The England rugby team meant very little to me until February 1980. Prior to the 1979-80 season I'd known nothing but football, both from a playing and spectating perspective, and the trials and tribulations at Newcastle United (no change there, then) had been uppermost in my childhood sporting consciousness.
And then came the 1980 Five Nations, following swiftly on from my debut on a rugby pitch, and an interest fired by a desire to see how the game should be played (as opposed to the somewhat comical efforts of my school's under 15s) as well as being driven by questions as to why, whenever I'd seen England play on the TV during the seventies, we'd always been on the wrong end of a hiding from the Irish, the French, the Scottish and, in particular, the Welsh.

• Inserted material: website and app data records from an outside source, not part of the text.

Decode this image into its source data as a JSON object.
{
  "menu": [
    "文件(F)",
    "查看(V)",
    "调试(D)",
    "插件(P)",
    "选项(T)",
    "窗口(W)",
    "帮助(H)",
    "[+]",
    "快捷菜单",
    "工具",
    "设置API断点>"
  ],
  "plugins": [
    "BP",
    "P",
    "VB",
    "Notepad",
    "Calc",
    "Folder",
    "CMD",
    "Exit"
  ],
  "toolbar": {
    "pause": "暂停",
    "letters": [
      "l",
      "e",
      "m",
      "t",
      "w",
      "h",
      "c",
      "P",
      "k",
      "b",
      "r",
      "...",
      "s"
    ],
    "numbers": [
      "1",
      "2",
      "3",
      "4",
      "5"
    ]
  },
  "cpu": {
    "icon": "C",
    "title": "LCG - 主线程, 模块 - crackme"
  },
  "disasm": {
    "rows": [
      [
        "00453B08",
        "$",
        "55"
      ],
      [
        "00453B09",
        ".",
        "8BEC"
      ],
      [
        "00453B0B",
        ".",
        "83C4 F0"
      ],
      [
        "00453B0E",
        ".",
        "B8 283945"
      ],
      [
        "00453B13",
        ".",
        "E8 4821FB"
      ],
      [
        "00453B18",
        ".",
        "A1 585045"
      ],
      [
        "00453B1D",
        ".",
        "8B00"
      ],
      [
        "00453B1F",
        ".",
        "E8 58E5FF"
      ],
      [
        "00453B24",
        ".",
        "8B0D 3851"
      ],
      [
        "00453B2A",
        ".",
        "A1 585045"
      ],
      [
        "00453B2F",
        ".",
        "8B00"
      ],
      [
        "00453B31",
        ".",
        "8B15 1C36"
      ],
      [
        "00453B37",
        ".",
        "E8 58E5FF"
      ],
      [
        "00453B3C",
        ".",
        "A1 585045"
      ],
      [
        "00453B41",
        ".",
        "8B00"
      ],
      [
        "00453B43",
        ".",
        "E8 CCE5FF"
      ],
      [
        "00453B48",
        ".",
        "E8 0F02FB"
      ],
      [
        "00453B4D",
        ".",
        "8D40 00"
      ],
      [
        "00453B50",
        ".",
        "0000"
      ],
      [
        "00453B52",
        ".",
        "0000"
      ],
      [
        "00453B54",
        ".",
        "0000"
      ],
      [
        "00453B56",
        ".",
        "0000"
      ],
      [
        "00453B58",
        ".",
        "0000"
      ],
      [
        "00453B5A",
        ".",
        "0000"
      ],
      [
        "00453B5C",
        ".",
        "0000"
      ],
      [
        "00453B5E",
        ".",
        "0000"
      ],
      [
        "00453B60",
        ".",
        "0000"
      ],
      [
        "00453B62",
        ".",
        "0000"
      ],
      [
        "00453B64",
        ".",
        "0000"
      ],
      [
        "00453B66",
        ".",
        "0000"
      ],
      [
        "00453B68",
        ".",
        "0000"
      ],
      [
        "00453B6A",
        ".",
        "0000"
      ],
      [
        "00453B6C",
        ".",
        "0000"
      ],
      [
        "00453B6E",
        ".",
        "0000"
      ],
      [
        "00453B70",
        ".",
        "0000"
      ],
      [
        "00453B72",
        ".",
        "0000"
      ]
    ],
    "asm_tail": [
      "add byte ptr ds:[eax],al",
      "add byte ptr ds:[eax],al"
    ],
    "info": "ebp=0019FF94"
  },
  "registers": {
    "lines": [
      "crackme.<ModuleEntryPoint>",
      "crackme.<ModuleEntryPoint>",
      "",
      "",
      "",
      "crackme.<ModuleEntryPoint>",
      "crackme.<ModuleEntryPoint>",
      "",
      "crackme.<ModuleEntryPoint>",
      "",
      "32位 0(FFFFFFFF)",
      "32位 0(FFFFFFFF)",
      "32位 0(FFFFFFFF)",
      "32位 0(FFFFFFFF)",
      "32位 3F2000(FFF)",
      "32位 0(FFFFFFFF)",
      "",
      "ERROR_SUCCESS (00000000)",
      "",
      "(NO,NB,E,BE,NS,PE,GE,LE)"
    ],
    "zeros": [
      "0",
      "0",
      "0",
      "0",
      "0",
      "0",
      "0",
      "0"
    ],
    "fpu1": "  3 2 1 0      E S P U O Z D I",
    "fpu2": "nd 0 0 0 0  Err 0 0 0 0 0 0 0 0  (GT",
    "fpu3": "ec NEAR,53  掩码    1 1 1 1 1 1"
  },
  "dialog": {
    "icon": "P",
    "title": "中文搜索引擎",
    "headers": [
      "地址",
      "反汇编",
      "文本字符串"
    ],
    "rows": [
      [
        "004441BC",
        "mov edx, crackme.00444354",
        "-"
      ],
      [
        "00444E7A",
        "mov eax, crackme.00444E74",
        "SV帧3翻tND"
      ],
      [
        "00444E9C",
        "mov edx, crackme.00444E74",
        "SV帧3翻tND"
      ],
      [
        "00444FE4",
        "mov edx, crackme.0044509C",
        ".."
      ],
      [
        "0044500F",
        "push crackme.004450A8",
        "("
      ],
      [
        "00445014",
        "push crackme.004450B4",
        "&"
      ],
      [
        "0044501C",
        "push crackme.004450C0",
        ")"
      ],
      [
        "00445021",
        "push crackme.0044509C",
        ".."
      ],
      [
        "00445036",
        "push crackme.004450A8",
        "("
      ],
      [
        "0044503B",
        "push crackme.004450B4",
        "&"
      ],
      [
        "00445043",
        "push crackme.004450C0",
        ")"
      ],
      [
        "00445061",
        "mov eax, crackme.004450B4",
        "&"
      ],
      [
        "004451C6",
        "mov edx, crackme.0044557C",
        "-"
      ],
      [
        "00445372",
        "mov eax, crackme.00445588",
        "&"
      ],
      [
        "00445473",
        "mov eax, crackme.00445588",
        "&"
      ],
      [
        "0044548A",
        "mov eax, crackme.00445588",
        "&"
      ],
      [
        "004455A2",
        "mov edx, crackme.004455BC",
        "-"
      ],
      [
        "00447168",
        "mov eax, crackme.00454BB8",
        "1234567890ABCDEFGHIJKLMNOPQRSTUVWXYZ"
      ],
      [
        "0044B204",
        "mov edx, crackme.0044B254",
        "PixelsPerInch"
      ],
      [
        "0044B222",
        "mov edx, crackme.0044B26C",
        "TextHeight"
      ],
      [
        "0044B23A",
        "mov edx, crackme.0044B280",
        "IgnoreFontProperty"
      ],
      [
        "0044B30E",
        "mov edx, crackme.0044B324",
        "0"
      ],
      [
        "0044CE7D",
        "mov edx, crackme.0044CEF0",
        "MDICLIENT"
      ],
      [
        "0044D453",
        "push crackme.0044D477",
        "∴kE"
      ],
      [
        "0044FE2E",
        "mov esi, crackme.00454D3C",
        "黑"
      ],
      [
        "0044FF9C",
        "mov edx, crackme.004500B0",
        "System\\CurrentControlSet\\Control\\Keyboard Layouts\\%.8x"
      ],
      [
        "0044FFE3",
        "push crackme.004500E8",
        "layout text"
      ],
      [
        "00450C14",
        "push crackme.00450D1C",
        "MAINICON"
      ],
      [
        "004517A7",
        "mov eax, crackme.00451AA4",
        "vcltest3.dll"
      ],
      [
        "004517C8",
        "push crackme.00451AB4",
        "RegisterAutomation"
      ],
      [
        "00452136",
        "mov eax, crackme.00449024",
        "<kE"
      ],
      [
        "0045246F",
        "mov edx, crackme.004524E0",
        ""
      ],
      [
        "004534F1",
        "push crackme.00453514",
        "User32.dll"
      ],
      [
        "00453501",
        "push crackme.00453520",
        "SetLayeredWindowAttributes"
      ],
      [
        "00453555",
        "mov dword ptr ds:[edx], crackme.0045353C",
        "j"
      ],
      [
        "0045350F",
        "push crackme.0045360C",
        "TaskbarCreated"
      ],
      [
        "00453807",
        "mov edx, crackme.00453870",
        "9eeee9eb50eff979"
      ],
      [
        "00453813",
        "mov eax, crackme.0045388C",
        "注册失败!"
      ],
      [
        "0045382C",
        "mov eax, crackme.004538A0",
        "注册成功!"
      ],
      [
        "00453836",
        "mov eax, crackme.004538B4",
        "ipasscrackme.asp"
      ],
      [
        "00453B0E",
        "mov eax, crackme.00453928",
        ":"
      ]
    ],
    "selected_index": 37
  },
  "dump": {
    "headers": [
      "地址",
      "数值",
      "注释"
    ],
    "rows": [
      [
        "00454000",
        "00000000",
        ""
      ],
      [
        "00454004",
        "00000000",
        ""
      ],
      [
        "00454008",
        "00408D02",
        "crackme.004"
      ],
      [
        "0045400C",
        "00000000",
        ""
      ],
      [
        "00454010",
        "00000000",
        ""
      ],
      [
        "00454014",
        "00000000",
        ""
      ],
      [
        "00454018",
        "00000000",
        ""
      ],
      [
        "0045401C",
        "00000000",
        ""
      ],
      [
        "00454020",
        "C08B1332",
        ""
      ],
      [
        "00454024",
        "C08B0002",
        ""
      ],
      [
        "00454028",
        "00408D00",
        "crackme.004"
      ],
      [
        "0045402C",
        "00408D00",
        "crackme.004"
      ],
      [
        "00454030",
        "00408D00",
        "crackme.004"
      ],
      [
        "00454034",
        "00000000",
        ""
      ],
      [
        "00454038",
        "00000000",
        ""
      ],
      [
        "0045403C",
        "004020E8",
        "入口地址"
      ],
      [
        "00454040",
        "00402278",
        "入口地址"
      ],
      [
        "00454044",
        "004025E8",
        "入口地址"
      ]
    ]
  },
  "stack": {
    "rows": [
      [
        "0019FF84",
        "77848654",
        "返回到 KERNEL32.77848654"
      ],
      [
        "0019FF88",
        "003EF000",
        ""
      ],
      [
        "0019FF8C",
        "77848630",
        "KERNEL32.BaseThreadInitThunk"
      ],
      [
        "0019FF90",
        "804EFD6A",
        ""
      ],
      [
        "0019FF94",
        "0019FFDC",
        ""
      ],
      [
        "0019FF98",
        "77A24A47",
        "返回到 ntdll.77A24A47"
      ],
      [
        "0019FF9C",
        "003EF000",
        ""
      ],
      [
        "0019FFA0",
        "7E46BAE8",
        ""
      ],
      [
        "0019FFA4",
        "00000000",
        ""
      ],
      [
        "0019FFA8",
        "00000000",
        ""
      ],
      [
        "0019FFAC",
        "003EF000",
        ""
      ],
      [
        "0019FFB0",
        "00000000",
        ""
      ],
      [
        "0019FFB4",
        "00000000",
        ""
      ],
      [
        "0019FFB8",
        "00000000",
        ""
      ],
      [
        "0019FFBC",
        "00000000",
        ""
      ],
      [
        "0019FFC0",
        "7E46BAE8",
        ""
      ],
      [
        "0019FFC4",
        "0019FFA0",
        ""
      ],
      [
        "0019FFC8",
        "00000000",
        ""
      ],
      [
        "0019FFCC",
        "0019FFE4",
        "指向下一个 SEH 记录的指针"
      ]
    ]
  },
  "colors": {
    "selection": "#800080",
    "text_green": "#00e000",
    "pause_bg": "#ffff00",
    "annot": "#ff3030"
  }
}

From the moment Bill Beaumont led his team out onto the Twickenham turf to face Ireland in the opening game I was hooked. Looking back it was a motley collection that took the field for England that day. Dusty Hare waddled around at fullback without ever suggesting he could break into a canter, let alone a sprint; Mike Slemen on the wing looked as if he might snap if tackled; and John Horton at fly half looked like a science teacher lost in in some bizarre experiment. The forwards were largely droopy moustached and distinctly unathletic-looking and all in all, when compared to the gym-enhanced monsters that grace the game at the top level these days, looked like a bunch of blokes that had been assembled in the pub half an hour before kick off.
Fortunately appearances did turn out to be deceiving as the English pack tore into the Irish that day with the likes of Fran Cotton, Roger Uttley and Tony Neary to the fore and the 24-9 victory was the start of a push towards England's first Grand Slam in decades. A 17-13 win followed in Paris with Clive Woodward making his debut, followed by a tight 9-7 victory over Wales at Twickenham, a match in which Hare kicked 3 penalties and Paul Ringer was sent off. Finally John Carleton's hat-trick and a virtuoso Woodward performance saw England seal the Slam at Murrayfield.
It was the first time I'd followed the Five Nations from beginning to end, I was a confirmed convert to rugby, England had won the Grand Slam and a new era of English dominance was about to begin.
Err, well, not quite - the following season, with Messrs Uttley and Neary having retired, England quite comfortably slipped back into a complacent mediocrity which they managed to maintain for the remainder of the decade. It made no difference though - my appetite was whetted and my expectations set...